- Hoofing It In Oaxaca Hikes
- Living Textiles of Mexico
- Mexican Indigenous Textiles Project
- Museo Textil de Oaxaca
- Oaxaca Lending Library
- Oaxaca Weather
- Taller Teñido a Mano Natural Dyes
Quechequemitl Pattern: Sew Your Own Pull-over Shoulder Cover
Say KECH-KEH-MEE. Here’s a textile museum definition of quechquemitl?
Some people call it a shawl. It isn’t. Others say it’s a poncho. It isn’t. It’s not a scarf … exactly. It’s two pieces of rectangular cloth sewn together at a counterintuitive place for the likes of me, finished with a bound hem or some fancy crotched edging or fringes to become an elegant summer drape over a sleeveless dress. A wool one does just fine in winter to keep necks and shoulders snuggy warm.
Women from Mexico handy with needle and thread embellished their quechquemitls with incredible embroidery and fringes. Some patterns were woven into the cloth as it was formed on the loom.
Today, I finally got to the piece of Tenancingo ikat handwoven cloth I bought a few weeks ago in the Tlacolula market. I don’t crochet, but I do sew (when there’s time). I find it very relaxing and creative!
First, I started with two pre-washed and dried pieces of cloth, 14-1/2″ wide x 27″ long. Here’s the pattern I took a photo of at the Museo Textil de Oaxaca where their show featuring quechquemitls is a knock-out. Images above are from the show.
Two pieces of equal size.
Sew together at the dotted line. I used a sewing machine.
Here’s the tricky part — where to connect the remaining seam. Do you see it? The short edge connects to the long side. The dotted line in Diagram 4 below shows you where the stitching line is located.
Wearing the finished product and trying to take a photo of it! I don’t have a suitable model or mannequin. On the right, I pieced it together with pins before sewing. Here’s the prototype sample (below left) at the Museo Textil de Oaxaca.
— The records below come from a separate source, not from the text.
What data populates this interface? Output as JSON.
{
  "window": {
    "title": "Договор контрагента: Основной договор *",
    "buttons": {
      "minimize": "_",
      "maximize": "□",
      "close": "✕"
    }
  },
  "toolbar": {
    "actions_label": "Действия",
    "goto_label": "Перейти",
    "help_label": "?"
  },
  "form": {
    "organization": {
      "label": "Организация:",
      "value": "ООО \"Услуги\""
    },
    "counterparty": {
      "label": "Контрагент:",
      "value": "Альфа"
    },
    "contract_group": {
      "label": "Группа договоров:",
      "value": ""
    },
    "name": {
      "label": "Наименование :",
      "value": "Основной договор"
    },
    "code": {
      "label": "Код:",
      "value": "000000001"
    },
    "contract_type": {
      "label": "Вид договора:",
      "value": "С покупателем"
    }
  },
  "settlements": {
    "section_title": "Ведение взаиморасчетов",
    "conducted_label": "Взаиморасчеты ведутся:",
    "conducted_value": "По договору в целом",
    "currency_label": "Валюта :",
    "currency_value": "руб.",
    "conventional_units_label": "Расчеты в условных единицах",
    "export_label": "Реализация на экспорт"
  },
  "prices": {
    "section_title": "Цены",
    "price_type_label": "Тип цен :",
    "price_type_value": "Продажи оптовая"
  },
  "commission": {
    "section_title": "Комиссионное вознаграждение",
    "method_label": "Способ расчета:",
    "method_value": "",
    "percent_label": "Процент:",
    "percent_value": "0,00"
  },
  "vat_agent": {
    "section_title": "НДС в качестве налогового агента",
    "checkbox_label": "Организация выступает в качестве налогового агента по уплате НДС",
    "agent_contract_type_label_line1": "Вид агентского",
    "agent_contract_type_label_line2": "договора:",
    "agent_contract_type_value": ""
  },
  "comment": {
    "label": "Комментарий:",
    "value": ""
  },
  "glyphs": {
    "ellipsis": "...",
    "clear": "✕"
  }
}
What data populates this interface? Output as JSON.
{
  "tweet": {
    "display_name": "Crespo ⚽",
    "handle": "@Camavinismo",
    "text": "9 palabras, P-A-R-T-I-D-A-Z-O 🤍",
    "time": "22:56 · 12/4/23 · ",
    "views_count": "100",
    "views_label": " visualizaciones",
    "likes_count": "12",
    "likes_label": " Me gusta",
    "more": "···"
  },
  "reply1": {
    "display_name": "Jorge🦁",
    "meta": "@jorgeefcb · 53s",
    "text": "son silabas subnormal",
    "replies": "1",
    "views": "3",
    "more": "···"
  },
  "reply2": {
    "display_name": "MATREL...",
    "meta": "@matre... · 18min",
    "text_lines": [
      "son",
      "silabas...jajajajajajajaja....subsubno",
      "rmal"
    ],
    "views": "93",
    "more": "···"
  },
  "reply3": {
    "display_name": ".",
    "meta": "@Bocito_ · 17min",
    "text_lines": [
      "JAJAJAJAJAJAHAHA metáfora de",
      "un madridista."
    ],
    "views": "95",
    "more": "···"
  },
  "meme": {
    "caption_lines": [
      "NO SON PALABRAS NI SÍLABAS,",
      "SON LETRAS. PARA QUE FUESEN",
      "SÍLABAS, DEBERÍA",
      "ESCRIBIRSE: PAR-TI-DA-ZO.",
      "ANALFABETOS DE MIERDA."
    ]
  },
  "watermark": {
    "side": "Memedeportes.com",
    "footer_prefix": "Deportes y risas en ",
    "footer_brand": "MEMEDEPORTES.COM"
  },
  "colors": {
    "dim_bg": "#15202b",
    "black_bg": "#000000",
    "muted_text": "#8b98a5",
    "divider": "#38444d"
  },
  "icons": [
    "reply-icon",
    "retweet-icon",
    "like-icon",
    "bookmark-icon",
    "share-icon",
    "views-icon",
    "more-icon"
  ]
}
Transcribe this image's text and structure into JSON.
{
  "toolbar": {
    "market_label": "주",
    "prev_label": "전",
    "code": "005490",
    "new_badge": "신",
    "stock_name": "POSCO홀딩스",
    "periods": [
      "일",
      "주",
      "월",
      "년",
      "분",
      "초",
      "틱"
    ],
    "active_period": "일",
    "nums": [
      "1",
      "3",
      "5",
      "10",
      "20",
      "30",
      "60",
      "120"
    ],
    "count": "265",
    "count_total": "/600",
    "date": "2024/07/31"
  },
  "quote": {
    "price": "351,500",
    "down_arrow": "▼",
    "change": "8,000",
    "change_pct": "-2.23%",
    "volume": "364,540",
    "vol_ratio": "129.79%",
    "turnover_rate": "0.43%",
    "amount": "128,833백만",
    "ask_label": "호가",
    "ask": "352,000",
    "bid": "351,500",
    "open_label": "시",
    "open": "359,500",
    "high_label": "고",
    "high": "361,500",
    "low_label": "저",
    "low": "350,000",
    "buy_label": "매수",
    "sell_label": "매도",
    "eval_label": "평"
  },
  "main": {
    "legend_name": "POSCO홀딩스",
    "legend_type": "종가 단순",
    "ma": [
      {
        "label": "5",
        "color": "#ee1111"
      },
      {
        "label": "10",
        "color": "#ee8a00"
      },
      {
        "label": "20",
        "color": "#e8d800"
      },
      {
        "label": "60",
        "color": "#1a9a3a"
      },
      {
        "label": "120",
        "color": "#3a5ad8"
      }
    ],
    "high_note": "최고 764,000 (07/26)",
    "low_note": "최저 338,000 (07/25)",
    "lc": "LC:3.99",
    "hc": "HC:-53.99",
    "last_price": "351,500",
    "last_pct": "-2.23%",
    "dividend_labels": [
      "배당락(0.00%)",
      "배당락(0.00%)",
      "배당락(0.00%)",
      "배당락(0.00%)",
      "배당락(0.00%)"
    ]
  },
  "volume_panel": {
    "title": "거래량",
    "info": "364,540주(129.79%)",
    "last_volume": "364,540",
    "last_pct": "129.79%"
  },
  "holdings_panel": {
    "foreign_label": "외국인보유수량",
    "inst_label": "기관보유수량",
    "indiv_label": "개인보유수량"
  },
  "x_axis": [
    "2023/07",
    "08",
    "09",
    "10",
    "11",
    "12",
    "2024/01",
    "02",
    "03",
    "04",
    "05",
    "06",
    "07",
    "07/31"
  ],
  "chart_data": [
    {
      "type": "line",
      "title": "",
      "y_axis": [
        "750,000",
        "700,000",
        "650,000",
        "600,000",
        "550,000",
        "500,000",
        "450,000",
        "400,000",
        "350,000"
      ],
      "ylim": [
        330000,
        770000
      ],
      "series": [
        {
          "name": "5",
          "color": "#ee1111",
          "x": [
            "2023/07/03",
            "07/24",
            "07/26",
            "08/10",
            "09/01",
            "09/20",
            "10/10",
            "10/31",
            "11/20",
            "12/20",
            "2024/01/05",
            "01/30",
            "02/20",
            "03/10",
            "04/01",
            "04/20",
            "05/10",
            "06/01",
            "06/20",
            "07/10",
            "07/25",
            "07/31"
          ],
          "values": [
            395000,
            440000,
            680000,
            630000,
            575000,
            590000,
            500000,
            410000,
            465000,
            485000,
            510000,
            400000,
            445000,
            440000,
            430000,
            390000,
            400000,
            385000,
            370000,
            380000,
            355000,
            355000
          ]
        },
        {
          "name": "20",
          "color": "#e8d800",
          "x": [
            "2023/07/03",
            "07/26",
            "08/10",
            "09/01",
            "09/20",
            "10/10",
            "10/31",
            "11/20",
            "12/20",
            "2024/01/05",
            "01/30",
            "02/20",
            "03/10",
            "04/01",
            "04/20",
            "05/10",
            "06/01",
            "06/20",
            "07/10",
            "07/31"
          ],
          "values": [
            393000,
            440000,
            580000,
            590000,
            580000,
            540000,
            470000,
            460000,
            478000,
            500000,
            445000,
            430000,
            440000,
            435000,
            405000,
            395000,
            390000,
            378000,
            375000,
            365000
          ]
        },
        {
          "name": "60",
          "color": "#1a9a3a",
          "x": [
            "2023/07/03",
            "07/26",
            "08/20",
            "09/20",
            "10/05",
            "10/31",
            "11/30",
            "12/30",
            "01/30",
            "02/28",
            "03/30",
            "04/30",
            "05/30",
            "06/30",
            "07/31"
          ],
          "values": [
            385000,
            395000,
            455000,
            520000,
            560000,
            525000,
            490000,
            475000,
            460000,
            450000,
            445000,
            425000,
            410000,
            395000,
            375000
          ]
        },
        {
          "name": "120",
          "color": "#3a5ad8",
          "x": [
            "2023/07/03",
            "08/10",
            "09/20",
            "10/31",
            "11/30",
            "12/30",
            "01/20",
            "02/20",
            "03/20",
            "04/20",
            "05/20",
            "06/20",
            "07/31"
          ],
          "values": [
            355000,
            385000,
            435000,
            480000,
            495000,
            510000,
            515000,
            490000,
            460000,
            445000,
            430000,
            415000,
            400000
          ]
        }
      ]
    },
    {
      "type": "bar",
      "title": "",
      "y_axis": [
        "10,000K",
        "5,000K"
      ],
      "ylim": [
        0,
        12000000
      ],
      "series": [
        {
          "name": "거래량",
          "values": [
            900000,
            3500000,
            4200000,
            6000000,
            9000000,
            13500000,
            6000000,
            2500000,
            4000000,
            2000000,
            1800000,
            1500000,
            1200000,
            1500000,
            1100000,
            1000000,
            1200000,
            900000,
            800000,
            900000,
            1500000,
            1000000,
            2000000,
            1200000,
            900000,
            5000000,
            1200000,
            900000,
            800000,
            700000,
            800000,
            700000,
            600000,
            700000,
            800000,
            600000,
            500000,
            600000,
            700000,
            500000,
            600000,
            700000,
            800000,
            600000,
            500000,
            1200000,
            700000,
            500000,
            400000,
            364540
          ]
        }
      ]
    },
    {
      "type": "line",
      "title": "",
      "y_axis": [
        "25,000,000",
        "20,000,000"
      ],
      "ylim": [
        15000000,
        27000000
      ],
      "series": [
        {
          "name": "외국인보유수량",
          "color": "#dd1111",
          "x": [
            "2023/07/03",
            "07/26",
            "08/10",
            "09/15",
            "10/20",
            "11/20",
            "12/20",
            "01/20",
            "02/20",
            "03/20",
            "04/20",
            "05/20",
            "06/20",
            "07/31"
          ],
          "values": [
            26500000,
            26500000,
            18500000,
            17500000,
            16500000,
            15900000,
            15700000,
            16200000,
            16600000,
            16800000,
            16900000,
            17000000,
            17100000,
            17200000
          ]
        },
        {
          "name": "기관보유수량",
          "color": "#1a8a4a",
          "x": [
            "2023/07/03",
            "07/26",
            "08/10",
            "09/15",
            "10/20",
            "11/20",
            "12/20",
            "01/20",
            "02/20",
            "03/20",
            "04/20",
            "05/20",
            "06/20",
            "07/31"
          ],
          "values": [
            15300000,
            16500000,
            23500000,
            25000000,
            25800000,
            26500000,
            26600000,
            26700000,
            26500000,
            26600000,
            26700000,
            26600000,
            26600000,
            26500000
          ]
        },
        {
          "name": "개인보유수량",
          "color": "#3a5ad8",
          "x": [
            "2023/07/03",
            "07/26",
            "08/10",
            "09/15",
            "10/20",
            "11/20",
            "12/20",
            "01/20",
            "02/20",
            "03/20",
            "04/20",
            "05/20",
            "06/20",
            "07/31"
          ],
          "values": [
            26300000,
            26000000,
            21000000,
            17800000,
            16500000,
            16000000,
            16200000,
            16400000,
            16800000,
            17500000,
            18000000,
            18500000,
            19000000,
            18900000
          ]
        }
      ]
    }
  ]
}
Then, I discovered, there’s an entirely different way to sew the pieces together, so there’s a flap at the neck opening. See if you can figure this one out (below).
There wasn’t a diagram.
This handy little cover-up is great for the beach, pool, or to keep your shoulders protected from the sun. When I wear it in a V, it doubles for a nicely draping scarf. Some indigenous women even wear theirs on their heads.
Let me know if you make one and send me photos of how yours turned out.
Posted in Clothing Design, Cultural Commentary, Oaxaca Mexico art and culture, Textiles, Tapestries & Weaving, Travel & Tourism
Tagged blogsherpa, Ikat, indigenous clothing, Mexico, Oaxaca, pattern, poncho, postaweek2011, quechquemitl, rebozo, Sewing, shawl, textiles